=== Records contained in a dataset ===
━━━━━━━━━━━━━━━━━━━━━━━━━━━━━━

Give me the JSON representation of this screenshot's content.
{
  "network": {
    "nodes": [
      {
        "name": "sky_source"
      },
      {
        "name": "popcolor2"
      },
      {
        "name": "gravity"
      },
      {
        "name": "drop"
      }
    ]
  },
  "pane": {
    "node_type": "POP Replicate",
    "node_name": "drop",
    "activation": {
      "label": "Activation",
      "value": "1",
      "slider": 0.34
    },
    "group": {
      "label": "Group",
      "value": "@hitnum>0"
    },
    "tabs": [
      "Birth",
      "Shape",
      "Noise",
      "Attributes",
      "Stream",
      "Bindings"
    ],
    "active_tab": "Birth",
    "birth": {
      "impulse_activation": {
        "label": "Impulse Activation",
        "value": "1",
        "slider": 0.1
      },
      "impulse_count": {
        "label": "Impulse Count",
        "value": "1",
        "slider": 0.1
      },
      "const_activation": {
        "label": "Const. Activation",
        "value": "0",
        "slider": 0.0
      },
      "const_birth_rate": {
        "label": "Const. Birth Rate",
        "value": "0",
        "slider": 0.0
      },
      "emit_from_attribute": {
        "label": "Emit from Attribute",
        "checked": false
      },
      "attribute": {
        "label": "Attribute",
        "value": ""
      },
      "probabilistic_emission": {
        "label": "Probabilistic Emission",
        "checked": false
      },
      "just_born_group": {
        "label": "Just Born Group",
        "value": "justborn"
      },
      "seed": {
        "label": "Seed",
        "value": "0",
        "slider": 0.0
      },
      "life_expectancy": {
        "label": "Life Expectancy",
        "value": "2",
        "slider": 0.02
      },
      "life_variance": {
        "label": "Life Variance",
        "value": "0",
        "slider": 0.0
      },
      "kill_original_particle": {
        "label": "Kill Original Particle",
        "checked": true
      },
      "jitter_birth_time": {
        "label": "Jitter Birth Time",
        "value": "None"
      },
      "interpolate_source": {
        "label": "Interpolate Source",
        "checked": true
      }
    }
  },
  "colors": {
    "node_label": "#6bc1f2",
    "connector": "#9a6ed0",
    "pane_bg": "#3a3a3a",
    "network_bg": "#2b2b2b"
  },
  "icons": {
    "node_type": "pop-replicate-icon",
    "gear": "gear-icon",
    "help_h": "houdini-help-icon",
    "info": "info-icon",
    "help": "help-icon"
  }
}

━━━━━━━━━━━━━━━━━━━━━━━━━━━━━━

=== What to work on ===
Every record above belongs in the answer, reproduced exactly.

=== Response ===
Give me the JSON representation of this screenshot's content.
{
  "network": {
    "nodes": [
      {
        "name": "sky_source"
      },
      {
        "name": "popcolor2"
      },
      {
        "name": "gravity"
      },
      {
        "name": "drop"
      }
    ]
  },
  "pane": {
    "node_type": "POP Replicate",
    "node_name": "drop",
    "activation": {
      "label": "Activation",
      "value": "1",
      "slider": 0.34
    },
    "group": {
      "label": "Group",
      "value": "@hitnum>0"
    },
    "tabs": [
      "Birth",
      "Shape",
      "Noise",
      "Attributes",
      "Stream",
      "Bindings"
    ],
    "active_tab": "Birth",
    "birth": {
      "impulse_activation": {
        "label": "Impulse Activation",
        "value": "1",
        "slider": 0.1
      },
      "impulse_count": {
        "label": "Impulse Count",
        "value": "1",
        "slider": 0.1
      },
      "const_activation": {
        "label": "Const. Activation",
        "value": "0",
        "slider": 0.0
      },
      "const_birth_rate": {
        "label": "Const. Birth Rate",
        "value": "0",
        "slider": 0.0
      },
      "emit_from_attribute": {
        "label": "Emit from Attribute",
        "checked": false
      },
      "attribute": {
        "label": "Attribute",
        "value": ""
      },
      "probabilistic_emission": {
        "label": "Probabilistic Emission",
        "checked": false
      },
      "just_born_group": {
        "label": "Just Born Group",
        "value": "justborn"
      },
      "seed": {
        "label": "Seed",
        "value": "0",
        "slider": 0.0
      },
      "life_expectancy": {
        "label": "Life Expectancy",
        "value": "2",
        "slider": 0.02
      },
      "life_variance": {
        "label": "Life Variance",
        "value": "0",
        "slider": 0.0
      },
      "kill_original_particle": {
        "label": "Kill Original Particle",
        "checked": true
      },
      "jitter_birth_time": {
        "label": "Jitter Birth Time",
        "value": "None"
      },
      "interpolate_source": {
        "label": "Interpolate Source",
        "checked": true
      }
    }
  },
  "colors": {
    "node_label": "#6bc1f2",
    "connector": "#9a6ed0",
    "pane_bg": "#3a3a3a",
    "network_bg": "#2b2b2b"
  },
  "icons": {
    "node_type": "pop-replicate-icon",
    "gear": "gear-icon",
    "help_h": "houdini-help-icon",
    "info": "info-icon",
    "help": "help-icon"
  }
}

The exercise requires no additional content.